The H1N1 virus is a new strain of influenza that scientists have not seen before, and a local researcher and two colleagues from Mexico are teaming up to try to understand its origin and evolution.
UCSF virologist Dr. Charles Chiu is one of the nation's leading researchers of the H1N1 virus. He has collected samples of the flu strain from all over North America.
"One of the big worries once there's evidence of a global pandemic is that this particular virus, or this particular strain, may mutate in such a way as to become more virulent," said Dr. Chiu.
The H1N1 virus has caused 140 deaths including five in California. More than 26,000 people in 73 countries have been infected.
The World Health Organization now appears ready to raise the threat level from five to six -- the highest in 41 years.
"We are in a situation which is really moving towards, more or less a pandemic type situation," said the organization's Dr. Keiji Fukuda.
At the UCSF lab, researchers from Mexico have joined Dr. Chiu. They are sharing their samples and using his state of the art technology to map the genetic structure of the virus, see if it's changing, and if it could become resistant to drugs like Tamiflu. Because it is believed the virus originated in Mexico, scientist Maria Soto Del Rio says she feels an extra push.
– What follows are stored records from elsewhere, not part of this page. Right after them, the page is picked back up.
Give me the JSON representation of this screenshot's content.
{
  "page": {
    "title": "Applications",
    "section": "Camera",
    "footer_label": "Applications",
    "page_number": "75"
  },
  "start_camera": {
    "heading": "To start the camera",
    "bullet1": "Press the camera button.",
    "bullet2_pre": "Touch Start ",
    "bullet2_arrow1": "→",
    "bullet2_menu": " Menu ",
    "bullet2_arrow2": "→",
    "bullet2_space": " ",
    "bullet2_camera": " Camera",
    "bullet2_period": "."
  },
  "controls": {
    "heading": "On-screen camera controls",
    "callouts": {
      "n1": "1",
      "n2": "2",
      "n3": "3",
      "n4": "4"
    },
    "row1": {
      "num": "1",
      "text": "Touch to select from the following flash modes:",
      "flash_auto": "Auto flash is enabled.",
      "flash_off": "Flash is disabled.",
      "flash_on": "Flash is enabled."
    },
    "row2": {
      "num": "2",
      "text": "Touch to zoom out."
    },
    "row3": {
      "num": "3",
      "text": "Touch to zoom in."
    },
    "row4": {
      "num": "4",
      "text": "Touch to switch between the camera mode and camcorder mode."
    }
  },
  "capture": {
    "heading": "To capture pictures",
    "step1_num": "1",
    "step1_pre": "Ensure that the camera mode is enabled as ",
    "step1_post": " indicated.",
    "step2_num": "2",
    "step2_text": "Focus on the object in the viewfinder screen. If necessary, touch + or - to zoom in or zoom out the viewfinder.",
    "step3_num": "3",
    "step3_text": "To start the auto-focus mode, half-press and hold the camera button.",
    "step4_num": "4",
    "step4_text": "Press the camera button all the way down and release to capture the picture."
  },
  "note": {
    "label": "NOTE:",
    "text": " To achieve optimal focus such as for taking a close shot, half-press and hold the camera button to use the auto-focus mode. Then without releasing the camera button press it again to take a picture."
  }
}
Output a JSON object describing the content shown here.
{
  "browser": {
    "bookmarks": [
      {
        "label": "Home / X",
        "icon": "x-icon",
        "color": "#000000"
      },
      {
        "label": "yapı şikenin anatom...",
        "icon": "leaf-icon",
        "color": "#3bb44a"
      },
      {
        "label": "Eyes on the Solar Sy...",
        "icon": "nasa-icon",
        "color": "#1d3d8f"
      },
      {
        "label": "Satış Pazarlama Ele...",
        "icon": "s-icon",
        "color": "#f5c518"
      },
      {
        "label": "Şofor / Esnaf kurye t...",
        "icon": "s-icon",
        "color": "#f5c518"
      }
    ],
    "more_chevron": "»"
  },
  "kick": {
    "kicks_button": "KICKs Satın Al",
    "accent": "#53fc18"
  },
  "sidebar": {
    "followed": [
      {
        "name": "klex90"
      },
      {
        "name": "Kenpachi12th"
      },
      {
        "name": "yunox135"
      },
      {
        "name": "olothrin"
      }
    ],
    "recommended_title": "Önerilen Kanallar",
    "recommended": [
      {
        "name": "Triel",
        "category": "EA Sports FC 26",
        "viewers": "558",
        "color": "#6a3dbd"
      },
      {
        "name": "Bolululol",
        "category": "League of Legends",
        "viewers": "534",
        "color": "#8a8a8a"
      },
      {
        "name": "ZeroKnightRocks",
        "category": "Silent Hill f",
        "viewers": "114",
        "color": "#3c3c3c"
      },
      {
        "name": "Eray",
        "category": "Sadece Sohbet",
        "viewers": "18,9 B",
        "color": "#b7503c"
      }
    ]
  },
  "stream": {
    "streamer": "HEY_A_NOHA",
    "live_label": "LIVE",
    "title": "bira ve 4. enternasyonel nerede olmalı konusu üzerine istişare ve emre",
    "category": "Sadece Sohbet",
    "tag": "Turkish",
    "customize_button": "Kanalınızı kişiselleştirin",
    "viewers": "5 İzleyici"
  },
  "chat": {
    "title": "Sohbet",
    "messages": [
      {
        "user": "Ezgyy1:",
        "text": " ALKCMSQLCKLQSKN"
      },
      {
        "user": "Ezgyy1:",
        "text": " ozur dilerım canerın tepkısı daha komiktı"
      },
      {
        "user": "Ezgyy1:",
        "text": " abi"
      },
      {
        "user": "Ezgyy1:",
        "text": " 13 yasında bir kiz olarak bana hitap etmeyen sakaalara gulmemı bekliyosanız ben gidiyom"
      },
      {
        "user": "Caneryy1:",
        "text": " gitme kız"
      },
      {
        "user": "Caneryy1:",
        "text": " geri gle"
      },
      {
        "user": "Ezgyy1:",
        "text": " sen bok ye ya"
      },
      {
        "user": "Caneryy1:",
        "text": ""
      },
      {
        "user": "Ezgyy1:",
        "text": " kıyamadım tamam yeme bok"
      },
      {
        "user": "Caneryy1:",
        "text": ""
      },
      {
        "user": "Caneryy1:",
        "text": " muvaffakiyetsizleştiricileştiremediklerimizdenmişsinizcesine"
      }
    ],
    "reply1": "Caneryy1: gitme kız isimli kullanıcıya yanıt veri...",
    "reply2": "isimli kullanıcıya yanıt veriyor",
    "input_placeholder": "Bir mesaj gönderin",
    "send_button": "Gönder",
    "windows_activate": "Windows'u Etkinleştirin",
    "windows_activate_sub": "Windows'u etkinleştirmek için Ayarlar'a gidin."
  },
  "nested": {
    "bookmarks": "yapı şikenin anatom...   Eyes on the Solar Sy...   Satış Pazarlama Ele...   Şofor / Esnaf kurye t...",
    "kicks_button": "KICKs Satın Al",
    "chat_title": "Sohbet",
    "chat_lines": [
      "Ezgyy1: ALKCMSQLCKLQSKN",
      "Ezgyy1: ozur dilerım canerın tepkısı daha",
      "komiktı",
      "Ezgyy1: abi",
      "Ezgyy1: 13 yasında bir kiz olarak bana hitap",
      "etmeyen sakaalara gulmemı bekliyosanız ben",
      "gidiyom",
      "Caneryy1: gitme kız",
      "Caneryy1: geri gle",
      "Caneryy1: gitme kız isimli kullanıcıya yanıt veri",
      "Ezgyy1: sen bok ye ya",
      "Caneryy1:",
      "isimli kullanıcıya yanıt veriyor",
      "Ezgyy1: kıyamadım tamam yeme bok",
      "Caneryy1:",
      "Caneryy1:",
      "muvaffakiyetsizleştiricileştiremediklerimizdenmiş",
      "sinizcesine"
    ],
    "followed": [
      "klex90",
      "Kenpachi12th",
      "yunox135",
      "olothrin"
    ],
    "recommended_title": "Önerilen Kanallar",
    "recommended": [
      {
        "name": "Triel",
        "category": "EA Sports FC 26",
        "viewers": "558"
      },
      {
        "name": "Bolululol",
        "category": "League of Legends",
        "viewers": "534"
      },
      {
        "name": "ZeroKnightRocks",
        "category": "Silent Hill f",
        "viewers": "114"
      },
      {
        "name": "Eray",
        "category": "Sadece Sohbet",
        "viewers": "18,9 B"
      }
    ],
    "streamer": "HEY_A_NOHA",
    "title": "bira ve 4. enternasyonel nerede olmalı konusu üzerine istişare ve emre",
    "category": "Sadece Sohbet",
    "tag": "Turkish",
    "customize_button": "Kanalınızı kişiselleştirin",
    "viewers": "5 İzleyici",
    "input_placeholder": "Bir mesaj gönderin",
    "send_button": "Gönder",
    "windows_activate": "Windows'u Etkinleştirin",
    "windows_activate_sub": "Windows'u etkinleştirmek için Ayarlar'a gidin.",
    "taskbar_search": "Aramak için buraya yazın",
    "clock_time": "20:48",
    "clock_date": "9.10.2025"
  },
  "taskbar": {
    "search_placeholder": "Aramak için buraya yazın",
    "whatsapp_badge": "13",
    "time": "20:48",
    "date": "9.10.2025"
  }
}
"It like pushes us to work more and more every day to do our work better in order to maybe help not only our people, our citizens, but also trying to develop a new strategy of diagnosis," said Soto Del Rio.
Scientists stress if the World Health Organization classifies the H1N1 virus as a global pandemic, it does not mean the severity of the situation has increased, rather that the virus is spreading to more regions of the world.
"I think it's important that the public health agencies, as well as the public in general, that they do not overreact," said Dr. Chiu.
Dr. Chiu expects to have some preliminary answers to his scientific questions about the virus in the next three or four weeks -- answers he believes could help the nation be better prepared for the flu season this winter.